On average, we care for 75-100+ animals at a time. Our cleaning staff & volunteers dedicate hundreds of hours to the unwanted animals we care for each week, M-Sun. We receive thousands of animals a year and operate on a limited budget. We do what we can for all who enter.

Things to ask yourself before surrendering:
• Can you place your pet with a family member, co-worker, or friend? Work your personal network for individuals or families who might be a good match for your pet.
If you’re surrendering your pet for a behavior problem, ask yourself if the animal gets enough exercise and mental stimulation through toys and social time. Boredom and pent up energy are the origins of many behavior problems such as chewing and barking.

• Have you consulted your veterinarian, a professional trainer, or behaviorist for help?
If you’re surrendering your pet for house breaking trouble, many times this behavior is linked to stress. Even subtle changes in the home (and certainly new pets or people) can disrupt an animal’s habits. Not cleaning a litter box often enough, or not walking a dog sufficiently or keeping the yard free of waste can result in animals soiling inappropriately. 

• If you are surrendering a pet because of a challenge you do not want to deal with, keep in mind that a stranger may not want to deal with it either. This decreases the chance of the pet being adopted to a new home.

• If your allergies are compelling you to surrender your pet, have you exhausted options for air purifiers and medications? Have you consulted a doctor to discuss all options?

Abandoning a pet in a public place or leaving it at a residence you are vacating is illegal. If you must surrender your pet, contact us at 740-622-9741.
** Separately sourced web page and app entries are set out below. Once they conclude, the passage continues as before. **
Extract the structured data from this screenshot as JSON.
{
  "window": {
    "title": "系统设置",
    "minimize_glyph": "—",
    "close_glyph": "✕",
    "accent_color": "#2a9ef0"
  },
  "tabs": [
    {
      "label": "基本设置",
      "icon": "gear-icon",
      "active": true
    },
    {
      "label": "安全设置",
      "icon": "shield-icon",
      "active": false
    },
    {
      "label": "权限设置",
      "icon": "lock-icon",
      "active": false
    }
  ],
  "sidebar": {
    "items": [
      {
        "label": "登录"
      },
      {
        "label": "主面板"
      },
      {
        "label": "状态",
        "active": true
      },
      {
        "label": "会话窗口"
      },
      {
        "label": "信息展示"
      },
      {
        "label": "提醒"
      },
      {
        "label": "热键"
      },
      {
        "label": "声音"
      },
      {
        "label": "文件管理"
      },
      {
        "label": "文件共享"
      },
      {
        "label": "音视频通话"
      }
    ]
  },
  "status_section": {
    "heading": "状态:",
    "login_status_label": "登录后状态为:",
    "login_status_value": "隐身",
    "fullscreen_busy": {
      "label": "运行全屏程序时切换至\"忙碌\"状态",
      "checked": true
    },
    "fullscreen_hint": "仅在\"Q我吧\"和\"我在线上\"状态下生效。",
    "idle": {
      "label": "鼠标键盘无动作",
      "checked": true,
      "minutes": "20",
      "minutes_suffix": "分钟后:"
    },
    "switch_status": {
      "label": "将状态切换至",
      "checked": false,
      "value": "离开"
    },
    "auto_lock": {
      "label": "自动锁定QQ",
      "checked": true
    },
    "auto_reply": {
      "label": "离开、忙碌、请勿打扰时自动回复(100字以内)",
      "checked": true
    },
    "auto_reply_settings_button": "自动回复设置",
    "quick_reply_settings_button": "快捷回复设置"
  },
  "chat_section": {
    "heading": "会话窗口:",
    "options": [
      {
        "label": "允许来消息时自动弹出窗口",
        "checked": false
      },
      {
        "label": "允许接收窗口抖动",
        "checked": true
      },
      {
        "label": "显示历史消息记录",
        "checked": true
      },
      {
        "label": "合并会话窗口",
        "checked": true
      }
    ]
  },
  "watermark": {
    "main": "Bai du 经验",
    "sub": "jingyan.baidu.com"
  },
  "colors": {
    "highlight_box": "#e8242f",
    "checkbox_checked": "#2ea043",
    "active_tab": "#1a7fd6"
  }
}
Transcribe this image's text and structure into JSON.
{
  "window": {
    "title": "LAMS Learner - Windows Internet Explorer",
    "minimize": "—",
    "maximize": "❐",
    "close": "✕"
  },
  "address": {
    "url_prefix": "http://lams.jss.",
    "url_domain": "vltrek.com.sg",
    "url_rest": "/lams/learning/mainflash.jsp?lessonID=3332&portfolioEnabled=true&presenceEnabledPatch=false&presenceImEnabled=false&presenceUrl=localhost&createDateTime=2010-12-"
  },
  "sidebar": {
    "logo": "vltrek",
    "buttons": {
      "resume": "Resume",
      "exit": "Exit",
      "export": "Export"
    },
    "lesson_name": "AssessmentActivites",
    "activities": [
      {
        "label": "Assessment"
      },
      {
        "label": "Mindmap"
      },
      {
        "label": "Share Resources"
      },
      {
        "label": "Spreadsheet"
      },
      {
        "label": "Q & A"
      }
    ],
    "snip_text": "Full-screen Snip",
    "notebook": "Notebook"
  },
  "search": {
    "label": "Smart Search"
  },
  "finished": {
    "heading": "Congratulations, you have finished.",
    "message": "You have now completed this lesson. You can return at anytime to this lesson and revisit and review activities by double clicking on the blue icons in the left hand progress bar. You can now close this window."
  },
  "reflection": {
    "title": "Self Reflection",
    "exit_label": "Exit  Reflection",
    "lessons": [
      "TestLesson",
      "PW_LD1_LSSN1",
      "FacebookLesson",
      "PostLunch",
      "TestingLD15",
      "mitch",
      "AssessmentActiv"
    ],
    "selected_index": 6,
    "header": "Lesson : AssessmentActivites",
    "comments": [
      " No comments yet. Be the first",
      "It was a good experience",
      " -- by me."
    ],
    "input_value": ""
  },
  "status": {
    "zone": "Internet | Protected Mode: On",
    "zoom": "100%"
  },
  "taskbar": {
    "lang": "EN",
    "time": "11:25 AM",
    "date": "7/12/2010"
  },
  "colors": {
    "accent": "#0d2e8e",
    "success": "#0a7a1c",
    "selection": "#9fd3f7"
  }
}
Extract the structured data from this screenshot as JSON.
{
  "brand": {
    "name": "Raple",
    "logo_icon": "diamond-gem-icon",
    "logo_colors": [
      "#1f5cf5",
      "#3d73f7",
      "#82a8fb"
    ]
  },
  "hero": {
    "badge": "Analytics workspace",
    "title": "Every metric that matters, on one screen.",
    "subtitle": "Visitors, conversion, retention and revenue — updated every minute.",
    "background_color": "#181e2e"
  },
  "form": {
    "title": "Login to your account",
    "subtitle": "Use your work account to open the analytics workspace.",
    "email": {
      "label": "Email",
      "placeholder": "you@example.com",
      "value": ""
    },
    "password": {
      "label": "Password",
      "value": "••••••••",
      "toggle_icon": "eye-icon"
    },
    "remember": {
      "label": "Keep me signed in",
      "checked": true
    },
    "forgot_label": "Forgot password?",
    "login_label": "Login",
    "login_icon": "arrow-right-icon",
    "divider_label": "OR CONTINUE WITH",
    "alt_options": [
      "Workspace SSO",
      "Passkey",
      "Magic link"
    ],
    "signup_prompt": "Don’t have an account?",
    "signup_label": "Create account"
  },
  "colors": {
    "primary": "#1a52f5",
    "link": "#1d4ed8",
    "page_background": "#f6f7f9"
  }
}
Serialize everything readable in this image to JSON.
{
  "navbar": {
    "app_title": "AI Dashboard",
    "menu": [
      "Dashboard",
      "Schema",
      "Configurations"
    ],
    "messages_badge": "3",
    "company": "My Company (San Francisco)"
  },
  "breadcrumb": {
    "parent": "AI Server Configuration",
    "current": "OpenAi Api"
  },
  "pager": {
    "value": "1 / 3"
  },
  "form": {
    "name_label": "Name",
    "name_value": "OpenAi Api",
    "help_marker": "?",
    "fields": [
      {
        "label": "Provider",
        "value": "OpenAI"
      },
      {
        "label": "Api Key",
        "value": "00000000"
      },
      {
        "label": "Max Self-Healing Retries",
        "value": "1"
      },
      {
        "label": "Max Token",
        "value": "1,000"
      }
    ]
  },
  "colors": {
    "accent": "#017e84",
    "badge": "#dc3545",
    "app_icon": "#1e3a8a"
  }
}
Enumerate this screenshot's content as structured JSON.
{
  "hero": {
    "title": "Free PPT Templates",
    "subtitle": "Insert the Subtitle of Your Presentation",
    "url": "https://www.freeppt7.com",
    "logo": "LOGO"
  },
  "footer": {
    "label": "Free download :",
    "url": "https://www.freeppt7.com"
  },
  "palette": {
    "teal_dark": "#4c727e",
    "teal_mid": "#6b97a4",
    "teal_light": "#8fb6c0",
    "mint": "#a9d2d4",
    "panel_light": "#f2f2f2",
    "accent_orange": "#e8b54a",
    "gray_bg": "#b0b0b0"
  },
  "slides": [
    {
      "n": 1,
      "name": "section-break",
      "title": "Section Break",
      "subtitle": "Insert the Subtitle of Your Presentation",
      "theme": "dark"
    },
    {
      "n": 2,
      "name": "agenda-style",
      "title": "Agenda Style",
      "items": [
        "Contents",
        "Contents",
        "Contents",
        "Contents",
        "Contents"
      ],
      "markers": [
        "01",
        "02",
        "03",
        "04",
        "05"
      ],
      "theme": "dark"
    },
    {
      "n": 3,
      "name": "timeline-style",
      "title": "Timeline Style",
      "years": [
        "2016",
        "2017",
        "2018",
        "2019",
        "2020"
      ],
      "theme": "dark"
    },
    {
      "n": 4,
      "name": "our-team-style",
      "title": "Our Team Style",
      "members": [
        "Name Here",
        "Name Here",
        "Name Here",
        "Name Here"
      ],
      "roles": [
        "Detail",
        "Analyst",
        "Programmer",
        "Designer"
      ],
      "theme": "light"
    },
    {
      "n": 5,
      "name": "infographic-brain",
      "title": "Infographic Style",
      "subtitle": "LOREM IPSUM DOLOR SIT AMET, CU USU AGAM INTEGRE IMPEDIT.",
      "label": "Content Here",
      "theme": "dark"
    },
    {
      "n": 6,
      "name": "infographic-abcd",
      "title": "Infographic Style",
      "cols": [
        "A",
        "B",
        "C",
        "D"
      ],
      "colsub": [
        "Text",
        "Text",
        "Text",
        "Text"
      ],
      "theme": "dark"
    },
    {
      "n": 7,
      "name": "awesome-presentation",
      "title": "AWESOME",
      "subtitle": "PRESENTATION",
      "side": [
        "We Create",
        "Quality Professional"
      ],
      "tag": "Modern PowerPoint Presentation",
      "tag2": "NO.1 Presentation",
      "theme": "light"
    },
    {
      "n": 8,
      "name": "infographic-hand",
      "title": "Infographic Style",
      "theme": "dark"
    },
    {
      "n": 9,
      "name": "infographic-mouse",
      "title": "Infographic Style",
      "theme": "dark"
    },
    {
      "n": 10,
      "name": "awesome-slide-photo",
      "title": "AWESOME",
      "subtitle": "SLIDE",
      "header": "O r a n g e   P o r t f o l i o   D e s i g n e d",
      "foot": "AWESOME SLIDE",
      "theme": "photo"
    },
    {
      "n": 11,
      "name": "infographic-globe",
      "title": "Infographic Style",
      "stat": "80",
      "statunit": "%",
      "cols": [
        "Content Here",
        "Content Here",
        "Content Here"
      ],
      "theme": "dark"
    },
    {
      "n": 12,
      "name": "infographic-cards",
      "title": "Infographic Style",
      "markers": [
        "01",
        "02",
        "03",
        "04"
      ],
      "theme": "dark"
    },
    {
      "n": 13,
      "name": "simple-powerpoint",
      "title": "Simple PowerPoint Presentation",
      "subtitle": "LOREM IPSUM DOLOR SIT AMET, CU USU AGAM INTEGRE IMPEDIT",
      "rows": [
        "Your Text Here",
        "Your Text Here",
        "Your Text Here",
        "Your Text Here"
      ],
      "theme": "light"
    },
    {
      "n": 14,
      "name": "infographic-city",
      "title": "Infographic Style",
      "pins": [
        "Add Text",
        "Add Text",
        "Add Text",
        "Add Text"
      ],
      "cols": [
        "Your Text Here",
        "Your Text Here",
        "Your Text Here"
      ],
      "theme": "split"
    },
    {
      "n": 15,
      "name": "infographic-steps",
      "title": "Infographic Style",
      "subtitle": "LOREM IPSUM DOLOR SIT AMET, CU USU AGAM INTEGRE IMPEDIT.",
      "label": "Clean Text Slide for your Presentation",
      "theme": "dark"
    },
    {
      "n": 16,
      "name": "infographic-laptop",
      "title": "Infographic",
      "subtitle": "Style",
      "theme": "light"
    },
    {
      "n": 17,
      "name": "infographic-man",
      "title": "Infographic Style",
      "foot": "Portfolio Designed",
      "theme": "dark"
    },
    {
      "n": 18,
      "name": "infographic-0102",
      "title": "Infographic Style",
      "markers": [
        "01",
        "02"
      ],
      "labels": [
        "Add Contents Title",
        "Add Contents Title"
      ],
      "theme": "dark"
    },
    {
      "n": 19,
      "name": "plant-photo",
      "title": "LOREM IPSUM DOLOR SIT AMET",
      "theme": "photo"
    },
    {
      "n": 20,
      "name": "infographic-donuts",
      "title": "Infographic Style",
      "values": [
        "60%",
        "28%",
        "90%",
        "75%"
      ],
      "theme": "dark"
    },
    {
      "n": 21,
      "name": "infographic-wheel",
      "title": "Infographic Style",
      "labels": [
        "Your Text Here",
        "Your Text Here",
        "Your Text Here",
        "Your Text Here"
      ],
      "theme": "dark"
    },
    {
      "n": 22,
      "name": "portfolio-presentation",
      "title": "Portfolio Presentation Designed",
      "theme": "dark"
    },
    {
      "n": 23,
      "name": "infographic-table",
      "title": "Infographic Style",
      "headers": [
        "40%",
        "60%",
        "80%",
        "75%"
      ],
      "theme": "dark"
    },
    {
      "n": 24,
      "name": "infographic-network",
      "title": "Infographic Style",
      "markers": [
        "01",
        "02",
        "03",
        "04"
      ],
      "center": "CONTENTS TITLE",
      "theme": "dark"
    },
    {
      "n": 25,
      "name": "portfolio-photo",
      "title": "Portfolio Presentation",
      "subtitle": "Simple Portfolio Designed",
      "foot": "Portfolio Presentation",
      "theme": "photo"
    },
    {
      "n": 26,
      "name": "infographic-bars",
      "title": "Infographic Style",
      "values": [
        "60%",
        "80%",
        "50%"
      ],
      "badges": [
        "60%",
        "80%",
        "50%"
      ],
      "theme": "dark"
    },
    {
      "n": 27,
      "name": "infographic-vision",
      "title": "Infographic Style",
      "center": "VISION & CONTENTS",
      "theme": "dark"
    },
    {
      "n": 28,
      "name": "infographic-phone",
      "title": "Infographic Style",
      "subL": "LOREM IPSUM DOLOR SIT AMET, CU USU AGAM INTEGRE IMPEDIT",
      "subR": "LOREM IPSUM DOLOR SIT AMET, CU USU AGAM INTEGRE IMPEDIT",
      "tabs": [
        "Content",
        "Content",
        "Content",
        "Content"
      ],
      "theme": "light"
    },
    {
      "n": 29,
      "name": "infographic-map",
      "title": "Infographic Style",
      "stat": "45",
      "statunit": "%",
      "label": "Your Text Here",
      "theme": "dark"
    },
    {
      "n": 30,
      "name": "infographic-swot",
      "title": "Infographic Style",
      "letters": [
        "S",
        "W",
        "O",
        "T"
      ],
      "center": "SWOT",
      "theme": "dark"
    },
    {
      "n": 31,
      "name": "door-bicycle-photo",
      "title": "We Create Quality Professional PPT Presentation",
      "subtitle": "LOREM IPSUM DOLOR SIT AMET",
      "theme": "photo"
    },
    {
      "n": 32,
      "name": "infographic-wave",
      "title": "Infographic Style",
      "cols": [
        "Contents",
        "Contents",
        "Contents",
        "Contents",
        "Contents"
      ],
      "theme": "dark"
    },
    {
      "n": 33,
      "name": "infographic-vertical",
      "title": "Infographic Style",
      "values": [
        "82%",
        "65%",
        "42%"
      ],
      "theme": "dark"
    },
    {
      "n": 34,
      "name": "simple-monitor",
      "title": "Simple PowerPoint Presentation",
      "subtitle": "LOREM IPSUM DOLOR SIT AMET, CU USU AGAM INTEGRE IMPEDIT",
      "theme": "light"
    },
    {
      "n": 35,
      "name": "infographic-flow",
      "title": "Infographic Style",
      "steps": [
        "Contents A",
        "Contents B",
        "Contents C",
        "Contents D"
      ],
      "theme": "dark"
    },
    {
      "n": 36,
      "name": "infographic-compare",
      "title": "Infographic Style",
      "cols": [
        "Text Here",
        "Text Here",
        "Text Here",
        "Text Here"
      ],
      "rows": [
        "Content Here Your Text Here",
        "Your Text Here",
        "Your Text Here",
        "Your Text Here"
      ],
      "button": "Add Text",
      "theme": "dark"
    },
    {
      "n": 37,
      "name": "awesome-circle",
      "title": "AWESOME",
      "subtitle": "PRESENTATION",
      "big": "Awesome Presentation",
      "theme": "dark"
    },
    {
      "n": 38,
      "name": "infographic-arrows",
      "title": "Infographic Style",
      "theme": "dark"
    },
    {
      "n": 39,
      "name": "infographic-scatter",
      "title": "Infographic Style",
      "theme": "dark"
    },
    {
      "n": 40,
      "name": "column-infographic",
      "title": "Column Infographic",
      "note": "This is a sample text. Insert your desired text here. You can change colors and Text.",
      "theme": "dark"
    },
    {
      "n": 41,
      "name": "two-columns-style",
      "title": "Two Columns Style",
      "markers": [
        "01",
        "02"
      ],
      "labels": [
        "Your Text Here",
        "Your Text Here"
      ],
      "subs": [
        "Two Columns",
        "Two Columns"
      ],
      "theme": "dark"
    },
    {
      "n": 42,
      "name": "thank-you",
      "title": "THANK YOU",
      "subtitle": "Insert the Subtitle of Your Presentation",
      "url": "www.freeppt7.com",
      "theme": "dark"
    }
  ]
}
We understand that surrendering your pet can be a very difficult and painful decision to make. However, many people discard pets very casually. Be careful to not use “free to a good home” on Facebook or other buying/selling online options. You should always charge some type of fee and most importantly truly research the individual and the potential home prior to turning over your animal to a stranger.